  18. 18. Step 1: Layout Force Atlas Algorithm developed byGephi Force Directed layout Attraction betweenconnected nodes Repulsion betweenunconnected nodes Nodes with strongerconnections (more edges,heavier weight) areattracted to each otherSource: ForceAtlas2, A Graph Layout Algorithm forHandy Network Visualization
  19. 19. Step 2: Community Modularity Algorithm toassign groups Detects communitieswithin a network Each community has adifferent colorSource Fast unfolding of communitiesin large networks
  20. 20. Step 3: Node Rank Eigenvector centrality Measures the influence ofa node in the networkbased off the connectionswith that node Similar to Google’sPageRank algorithm Nodes are made largerand darker based onhigher centrality values
  21. 21. Co-Retweet Graph of 2nd DebateInteractive Graph
  22. 22. Co-Retweet Graph of 3rd DebateInteractive Graph
  23. 23. Why a Co-Retweeting Model? Co-retweeting focuses only on the content creators Reveals the perceivedrelationships betweenaccounts Unbiased media accounts
  24. 24. Co-Retweet Network vs. Retweet Network Retweet networkcontains threetypes of accounts Users who generateoriginal content Users whoaggregate contentby retweeting othersources Users who do both Authorities vs.HubsRetweetedOnly48.0%WroteOriginalTweetsOnly41.2%Both WroteandRetweeted10.8%
  25. 25. Authorities Hubs Accounts writingtweets Creating originalcontent Accounts retweetingcontent Aggregating data fromlots of sources Sifting through andpicking out contentthey find worthrecommendingComparing Content Creators to Retweeters
  26. 26. Applications of Recommender System Given the set of users a person follows or has retweeted Recommend additional users to follow during thedebates Useful for people who are not savvy with Twitter Don’t know the users to follow Or don’t generally focus on political content, only interested duringelection season Focus on users who are creating interesting contentduring the debates Might not be the users with millions of followers Or they don’t regularly tweet about politics Have a record of the most interesting content of thedebate, to browse based on your own interests

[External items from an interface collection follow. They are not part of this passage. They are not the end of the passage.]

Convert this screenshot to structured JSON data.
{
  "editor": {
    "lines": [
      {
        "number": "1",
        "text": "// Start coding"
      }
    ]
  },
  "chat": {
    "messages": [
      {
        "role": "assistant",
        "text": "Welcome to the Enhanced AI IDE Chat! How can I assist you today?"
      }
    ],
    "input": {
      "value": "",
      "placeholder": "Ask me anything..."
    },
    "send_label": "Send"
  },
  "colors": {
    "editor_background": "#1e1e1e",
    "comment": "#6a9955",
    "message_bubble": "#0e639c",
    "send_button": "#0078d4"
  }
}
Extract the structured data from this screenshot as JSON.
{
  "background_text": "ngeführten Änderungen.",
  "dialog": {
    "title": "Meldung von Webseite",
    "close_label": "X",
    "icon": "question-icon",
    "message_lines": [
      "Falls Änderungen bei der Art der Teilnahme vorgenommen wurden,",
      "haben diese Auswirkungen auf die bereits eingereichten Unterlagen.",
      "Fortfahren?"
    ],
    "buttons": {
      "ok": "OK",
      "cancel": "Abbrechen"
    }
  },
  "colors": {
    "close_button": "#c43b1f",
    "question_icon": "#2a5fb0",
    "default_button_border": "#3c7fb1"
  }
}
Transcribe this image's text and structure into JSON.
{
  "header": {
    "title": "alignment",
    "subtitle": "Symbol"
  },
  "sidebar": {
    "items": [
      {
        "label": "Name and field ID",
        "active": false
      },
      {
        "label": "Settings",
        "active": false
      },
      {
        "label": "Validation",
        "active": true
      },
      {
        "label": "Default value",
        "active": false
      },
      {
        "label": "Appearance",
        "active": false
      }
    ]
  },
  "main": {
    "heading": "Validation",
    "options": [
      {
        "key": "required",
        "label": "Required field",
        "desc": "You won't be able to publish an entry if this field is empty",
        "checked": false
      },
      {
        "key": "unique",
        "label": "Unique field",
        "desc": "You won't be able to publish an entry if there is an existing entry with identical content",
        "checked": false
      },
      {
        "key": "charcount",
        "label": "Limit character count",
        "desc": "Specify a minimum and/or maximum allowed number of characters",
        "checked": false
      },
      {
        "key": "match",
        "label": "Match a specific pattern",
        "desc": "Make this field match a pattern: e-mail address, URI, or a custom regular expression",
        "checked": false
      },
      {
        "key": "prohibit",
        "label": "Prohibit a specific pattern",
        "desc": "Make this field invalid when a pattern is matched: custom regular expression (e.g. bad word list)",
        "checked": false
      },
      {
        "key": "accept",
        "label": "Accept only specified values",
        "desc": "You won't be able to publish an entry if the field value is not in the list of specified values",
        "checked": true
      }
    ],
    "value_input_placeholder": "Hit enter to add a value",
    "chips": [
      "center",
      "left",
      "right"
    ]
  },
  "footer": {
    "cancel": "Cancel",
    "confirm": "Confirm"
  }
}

  27. 27. Are these accounts still tweeting about politics?PoliticallyActive34.6%Nonpolitical65.4%Of the top 1,500 retweeted accounts for the 16th and the 22nd, how many arestill generating relevant political content?Source: Finn, S., and Mustafaraj, E. 2012. Learning to Discover Political Activism in the Twitterverse.In KI-Künstliche Intelligenz 27 (1), 17-24
  28. 28. Conclusion Massive amount of data on Twitter during thedebates Human computation to create recommender system Co-retweeting connections reveal perceivedrelationships between accounts Recommender system allows for easier and moremeaningful consumption of data in real time

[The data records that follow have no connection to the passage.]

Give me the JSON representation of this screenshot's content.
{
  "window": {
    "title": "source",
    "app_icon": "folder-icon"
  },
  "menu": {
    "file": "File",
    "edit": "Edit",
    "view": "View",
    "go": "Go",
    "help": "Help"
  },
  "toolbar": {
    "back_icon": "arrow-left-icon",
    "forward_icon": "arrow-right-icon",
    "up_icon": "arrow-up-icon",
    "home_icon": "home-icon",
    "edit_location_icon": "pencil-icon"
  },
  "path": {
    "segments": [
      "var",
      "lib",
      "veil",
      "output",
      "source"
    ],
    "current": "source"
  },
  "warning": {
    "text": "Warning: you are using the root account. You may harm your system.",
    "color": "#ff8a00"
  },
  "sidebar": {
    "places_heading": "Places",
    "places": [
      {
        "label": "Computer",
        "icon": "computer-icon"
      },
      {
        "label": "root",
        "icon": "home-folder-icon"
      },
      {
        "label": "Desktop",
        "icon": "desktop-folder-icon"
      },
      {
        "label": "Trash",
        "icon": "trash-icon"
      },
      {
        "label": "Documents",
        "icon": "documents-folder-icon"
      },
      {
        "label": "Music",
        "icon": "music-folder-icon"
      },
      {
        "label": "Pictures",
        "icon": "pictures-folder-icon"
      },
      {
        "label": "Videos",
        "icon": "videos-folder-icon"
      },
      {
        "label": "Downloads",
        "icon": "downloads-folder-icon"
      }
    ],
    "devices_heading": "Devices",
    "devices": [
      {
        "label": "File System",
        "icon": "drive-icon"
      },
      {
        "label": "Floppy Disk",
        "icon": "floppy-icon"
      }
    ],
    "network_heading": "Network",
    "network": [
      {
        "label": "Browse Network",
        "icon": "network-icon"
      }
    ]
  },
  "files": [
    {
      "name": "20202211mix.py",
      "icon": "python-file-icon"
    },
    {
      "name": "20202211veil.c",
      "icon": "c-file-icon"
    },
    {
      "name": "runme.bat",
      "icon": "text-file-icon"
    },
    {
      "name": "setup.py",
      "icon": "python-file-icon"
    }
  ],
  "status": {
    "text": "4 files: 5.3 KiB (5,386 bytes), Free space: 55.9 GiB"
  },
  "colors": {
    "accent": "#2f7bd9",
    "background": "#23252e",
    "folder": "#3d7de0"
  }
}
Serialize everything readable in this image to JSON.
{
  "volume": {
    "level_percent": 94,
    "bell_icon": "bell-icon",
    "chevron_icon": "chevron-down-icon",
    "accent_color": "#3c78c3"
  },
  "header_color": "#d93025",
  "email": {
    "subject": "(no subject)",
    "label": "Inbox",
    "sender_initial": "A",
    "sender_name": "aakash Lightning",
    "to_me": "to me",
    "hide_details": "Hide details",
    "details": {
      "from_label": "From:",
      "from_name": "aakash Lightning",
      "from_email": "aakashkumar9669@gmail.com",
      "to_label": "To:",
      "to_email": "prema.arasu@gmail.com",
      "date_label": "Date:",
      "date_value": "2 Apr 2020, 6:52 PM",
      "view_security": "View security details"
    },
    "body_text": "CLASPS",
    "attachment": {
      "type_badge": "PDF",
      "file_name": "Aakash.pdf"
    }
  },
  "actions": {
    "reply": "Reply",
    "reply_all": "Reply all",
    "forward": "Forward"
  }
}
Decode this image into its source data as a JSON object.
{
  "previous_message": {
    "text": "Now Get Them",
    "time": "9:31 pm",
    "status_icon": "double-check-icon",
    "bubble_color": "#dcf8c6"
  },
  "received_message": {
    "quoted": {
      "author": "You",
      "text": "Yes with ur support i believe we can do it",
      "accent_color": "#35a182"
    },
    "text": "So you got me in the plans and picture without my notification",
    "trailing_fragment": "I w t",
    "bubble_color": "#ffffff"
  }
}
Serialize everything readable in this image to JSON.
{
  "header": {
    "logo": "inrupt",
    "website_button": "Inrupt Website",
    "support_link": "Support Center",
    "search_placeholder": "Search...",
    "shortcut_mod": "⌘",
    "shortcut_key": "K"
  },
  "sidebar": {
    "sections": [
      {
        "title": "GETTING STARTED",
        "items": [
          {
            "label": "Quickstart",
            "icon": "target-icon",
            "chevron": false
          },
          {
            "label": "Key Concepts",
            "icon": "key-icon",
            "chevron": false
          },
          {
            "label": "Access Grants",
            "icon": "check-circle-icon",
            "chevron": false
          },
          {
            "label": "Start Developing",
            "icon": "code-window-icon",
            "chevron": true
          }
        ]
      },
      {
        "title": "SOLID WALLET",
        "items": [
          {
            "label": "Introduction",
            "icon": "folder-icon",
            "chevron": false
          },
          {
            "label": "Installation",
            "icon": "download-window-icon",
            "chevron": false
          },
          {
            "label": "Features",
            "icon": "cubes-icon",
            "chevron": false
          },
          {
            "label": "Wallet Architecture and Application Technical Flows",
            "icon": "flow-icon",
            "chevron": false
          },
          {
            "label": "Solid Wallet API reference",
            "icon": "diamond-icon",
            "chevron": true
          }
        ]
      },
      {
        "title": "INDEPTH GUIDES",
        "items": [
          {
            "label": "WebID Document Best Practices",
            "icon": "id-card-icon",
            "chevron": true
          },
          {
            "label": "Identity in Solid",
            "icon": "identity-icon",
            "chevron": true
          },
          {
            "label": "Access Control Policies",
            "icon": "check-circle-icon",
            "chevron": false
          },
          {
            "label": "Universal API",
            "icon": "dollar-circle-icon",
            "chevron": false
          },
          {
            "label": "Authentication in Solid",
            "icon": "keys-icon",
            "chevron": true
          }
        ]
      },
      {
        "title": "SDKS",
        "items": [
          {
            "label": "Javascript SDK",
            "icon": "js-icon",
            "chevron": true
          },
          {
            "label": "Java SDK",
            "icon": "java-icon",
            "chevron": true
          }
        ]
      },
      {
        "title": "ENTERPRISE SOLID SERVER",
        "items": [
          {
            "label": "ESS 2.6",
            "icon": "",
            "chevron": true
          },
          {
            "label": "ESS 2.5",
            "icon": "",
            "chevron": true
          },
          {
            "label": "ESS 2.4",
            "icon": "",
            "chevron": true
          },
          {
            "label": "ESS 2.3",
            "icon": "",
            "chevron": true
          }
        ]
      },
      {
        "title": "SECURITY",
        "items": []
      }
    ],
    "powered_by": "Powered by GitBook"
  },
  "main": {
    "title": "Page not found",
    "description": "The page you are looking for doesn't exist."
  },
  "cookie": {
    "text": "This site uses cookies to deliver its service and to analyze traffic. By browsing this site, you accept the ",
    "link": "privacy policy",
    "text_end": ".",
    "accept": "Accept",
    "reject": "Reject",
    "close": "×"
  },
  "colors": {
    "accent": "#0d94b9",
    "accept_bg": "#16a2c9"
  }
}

  29. 29. Future Work
  30. 30. Highlight the Accounts You Follow
  31. 31. Highlight the Accounts You Follow
  32. 32. Highlight the Accounts You Follow
  33. 33. Highlight the Accounts You Follow
  34. 34. Highlight the Accounts You Follow

×